Once read by America's business elite, Fortune magazine, which covered the 1929 stock market crash and developed the Fortune 500 corporate rankings, will soon be owned by Chatchaval Jiaravanon, executive chairman of Thailand’s largest conglomerate.
Meredith Corp., which acquired the 88-year-old business magazine with its acquisition of Time Inc., sold Fortune for $150M.
The all-cash deal is to be completed by the end of the year.
Fortune editor-in-chief Clifton Leaf is remaining in his post, as will president Alan Murray, who will also become CEO.
Most of the magazine’s staff will continue to work in New York City, and Murray told the Wall Street Journal that a search for new office space is underway.
The magazine saw a 26 percent drop in ad pages for the first nine months of 2018 vs. 2017, with conferences and digital now accounting for 62 percent of its total revenue. Jiaravanon said that he plans to up Fortune’s investment in “digital capabilities, geographic expansion and editorial talent.”
Jiaravanon is executive chairman of Charoen Pokphand Group, Thailand’s largest conglomerate, with holdings in telecommunications, food, retail, automotive, finance and pharmaceuticals.

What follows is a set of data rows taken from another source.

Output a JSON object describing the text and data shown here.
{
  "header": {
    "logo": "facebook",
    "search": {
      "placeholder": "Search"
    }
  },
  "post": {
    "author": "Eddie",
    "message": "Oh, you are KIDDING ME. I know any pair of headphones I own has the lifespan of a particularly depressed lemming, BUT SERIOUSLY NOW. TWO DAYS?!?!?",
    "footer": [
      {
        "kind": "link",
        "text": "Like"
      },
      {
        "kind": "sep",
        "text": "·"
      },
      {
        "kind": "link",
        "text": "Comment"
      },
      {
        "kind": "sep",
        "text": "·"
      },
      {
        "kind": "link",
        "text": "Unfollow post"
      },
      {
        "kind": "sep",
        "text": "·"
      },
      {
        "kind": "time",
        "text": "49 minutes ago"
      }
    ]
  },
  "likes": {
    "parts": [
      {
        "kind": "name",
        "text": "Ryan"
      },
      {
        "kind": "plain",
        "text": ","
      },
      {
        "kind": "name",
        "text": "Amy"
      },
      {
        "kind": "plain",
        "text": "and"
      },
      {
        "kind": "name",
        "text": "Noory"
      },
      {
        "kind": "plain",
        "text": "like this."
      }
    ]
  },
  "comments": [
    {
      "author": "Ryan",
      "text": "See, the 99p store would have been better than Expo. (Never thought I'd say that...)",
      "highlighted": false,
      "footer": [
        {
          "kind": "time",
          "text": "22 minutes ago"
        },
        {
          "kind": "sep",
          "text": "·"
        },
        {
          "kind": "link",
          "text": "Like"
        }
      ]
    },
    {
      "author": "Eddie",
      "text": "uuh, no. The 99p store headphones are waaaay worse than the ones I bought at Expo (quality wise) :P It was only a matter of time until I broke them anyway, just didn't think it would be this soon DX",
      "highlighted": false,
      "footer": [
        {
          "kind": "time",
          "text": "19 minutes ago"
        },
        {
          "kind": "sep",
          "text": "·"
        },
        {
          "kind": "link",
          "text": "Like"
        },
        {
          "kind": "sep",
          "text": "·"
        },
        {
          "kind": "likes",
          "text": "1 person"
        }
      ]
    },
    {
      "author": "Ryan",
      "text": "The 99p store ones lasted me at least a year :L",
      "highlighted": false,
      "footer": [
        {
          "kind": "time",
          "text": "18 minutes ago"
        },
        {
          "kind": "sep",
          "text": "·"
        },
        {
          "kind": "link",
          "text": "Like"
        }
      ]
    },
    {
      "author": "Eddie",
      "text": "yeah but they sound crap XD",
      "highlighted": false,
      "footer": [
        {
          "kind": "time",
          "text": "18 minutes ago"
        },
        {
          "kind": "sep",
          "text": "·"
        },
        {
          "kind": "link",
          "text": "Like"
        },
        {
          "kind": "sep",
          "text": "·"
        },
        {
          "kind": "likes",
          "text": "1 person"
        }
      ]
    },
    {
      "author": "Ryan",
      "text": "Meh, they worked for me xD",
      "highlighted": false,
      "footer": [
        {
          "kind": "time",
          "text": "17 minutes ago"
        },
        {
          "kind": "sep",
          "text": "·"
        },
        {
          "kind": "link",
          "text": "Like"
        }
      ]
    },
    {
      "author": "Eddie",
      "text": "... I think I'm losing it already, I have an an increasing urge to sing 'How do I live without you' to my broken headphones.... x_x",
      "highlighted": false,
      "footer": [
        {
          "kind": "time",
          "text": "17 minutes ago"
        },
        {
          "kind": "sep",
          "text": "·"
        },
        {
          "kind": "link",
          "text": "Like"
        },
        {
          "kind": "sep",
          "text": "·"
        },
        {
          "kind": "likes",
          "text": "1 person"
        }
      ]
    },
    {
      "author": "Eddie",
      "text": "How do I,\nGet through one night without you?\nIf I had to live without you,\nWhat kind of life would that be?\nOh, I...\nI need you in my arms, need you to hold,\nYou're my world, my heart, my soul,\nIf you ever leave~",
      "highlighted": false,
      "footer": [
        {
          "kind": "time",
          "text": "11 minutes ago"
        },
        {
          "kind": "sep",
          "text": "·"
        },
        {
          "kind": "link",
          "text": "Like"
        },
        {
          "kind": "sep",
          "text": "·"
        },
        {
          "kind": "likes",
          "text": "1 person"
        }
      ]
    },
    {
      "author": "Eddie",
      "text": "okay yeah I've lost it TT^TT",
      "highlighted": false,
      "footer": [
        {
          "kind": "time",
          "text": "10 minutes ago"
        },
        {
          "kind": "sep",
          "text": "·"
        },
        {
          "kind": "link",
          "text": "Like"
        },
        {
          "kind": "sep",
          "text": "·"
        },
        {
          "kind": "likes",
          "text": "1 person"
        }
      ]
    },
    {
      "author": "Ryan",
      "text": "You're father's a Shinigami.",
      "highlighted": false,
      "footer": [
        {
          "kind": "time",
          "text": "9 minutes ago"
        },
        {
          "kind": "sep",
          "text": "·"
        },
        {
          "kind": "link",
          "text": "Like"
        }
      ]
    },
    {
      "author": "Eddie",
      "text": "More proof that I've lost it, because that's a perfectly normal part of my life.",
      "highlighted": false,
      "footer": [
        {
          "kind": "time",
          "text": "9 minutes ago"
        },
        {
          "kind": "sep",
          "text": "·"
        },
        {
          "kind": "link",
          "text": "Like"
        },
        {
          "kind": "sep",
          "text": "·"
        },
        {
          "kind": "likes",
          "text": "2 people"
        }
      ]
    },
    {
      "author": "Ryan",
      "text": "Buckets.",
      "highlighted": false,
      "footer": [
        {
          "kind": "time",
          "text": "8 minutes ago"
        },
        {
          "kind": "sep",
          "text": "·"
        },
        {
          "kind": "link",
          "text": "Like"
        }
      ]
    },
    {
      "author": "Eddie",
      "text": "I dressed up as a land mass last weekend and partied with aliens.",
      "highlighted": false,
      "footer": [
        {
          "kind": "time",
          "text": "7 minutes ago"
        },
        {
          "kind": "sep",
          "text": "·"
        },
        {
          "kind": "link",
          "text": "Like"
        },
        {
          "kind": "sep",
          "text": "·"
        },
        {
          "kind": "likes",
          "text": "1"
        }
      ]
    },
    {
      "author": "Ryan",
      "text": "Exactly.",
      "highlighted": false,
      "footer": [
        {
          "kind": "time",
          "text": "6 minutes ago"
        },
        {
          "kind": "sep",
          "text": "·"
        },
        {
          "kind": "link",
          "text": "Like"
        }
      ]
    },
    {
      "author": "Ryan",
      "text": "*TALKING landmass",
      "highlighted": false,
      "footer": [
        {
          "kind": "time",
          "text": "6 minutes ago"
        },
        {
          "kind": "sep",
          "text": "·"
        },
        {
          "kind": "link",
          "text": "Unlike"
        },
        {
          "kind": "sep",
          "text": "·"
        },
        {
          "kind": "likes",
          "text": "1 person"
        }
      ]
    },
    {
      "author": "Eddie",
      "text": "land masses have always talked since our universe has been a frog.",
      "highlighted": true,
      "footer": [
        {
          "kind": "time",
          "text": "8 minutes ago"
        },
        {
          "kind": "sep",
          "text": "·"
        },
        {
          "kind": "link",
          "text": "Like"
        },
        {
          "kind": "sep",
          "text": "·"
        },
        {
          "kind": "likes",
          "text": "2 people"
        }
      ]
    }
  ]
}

“Our vision is to establish Fortune as the world’s leading business media brand,” Chatchaval said in a statement from Meredith. “With further committed investment in technology and brilliant journalism, we believe the outlook for further profitable growth is excellent both for the publication and the events business.”